4 VMware guests - Each has two NICS each on a vlan, eth0 vlan 66 and eth1 99.  eth0 will be re-configured from the default so its available on my corp LAN.

  • Admin Node - 2GB RAM, 20GB disk
  • Node 1 - 1GB RAM, 15GB  disk
  • Node 2 - 1GB RAM, 8GB disk
  • Node 3 - 1GB RAM, 8GB disk


The documented install procedure -

If only it were that simple.

NB//Crowbar.iso is a base install, it has none of the OpenStack components. 
This will build, pretty seamlessly, your 'admin' node which is then used to build the other components.
Here things went a little squiffy.

Theres a  nice YouTube video of building the environment which I started to follow :

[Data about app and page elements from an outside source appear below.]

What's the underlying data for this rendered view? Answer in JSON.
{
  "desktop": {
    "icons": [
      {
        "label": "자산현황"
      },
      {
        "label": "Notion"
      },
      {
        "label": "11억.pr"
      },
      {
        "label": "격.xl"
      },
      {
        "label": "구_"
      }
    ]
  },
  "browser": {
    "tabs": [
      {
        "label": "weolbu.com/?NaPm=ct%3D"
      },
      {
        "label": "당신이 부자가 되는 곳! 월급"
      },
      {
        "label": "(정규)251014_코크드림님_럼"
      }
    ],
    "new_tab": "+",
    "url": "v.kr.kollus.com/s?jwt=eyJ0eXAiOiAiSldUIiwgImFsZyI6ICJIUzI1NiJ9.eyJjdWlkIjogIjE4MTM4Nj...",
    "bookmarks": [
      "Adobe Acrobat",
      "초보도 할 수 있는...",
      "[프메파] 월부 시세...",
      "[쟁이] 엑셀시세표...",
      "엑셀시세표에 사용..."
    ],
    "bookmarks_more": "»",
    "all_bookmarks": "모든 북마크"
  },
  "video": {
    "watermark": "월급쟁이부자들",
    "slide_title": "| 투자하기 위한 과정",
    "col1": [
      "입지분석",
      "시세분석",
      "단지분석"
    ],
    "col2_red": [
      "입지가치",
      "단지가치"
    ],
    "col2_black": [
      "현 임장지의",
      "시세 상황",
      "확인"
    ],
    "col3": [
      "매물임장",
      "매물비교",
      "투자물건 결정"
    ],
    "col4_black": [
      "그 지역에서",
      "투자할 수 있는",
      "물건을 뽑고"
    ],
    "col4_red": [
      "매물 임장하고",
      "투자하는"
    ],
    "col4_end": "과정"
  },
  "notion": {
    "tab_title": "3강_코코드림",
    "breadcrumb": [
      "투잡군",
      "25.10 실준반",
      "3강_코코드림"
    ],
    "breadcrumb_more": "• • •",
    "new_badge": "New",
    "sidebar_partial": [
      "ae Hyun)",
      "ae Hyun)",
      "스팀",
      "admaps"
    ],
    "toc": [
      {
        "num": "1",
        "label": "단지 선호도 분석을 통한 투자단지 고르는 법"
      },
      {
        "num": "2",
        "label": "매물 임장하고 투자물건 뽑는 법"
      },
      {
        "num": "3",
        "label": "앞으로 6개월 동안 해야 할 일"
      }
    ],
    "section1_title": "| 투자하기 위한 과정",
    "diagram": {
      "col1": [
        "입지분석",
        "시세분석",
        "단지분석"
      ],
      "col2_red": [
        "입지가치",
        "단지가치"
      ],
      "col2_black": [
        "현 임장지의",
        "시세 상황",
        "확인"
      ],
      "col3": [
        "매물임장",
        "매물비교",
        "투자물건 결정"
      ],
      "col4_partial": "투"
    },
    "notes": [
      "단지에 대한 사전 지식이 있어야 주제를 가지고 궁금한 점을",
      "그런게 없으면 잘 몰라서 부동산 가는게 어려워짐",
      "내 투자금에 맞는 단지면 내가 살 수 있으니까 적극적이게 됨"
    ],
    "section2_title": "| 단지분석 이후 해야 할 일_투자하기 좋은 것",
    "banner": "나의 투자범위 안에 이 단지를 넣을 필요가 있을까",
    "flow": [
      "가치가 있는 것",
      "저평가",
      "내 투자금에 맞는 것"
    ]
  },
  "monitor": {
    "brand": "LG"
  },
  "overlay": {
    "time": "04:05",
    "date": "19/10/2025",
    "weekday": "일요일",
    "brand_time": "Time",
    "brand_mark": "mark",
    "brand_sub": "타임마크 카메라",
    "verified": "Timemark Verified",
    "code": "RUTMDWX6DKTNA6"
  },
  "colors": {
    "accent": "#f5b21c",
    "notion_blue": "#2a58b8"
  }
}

But with little success.  The first barclamp (name assigned to the Crowbar packages, which actually in turn directly represent Chef cookbooks) which the video has you assign is Glance, which for me failed.  Attempting to resolve this I joined the Crowbar lists and co-coincidently someone else asked about the order to install applications and had another link :

Nova Dashboard
Very different to the order on the video ! - But its still worthwhile watching.

Another little find went into some further details -

From these I eventually cooked up the following install method which seems to be more successful than anything else so far.

Due to a bug in the dashboard when removing or adding nodes I found you had to create all your nodes upfront before you start to apply barclamps.  Create 3 nodes, power them all on so they run the discovery image and become available in the Crowbar console (unassigned, yellow).

Click bulk edit and assign all three.  They will install the OS, reboot a few times and then go 'assigned' in the console with a green icon.

Assuming you have the admin node built and three green nodes.

  • Build MySQL proposal and assign server to node 1 and client to node 2 and 3
  • Build Keystone and assign to node 1
  • Nova Dashboard to node 1
  • Glance to node 1
  • Nova.  
Nova requires a 'controller' and then compute nodes.  Trying to do all three failed for me so I did them individually.  In my case I'm using VMware for this POC so the nova proposal needs to be changed.  Edit the line :
"libvirt_type": "kvm", -> "libvirt_type": "qemu",
And assign Controller to node 1 and then compute to 2 and 3.

Throughout all of this I had a tail -f running to the admin log :


By all accounts I should now have a working environment. I don't, everything appears to be installed but the learning curve continues.

Nova dashboard is not working which I've traced to a routing issue on node 2. It has the admin interface up but the default gateway is using one of the networks I didn't change at the install time.

Nagios is not working. Watching the production.log during the barclamp installs showed Nagios errors but I'm ignoring them/that for now.

Troubleshooting / Hints 'n' tips : 

Barclamps sometimes report failure to deploy but repeating the same task will be successful.

If your running your POC on hypervisors or something else that has the technology make good use of snapshots.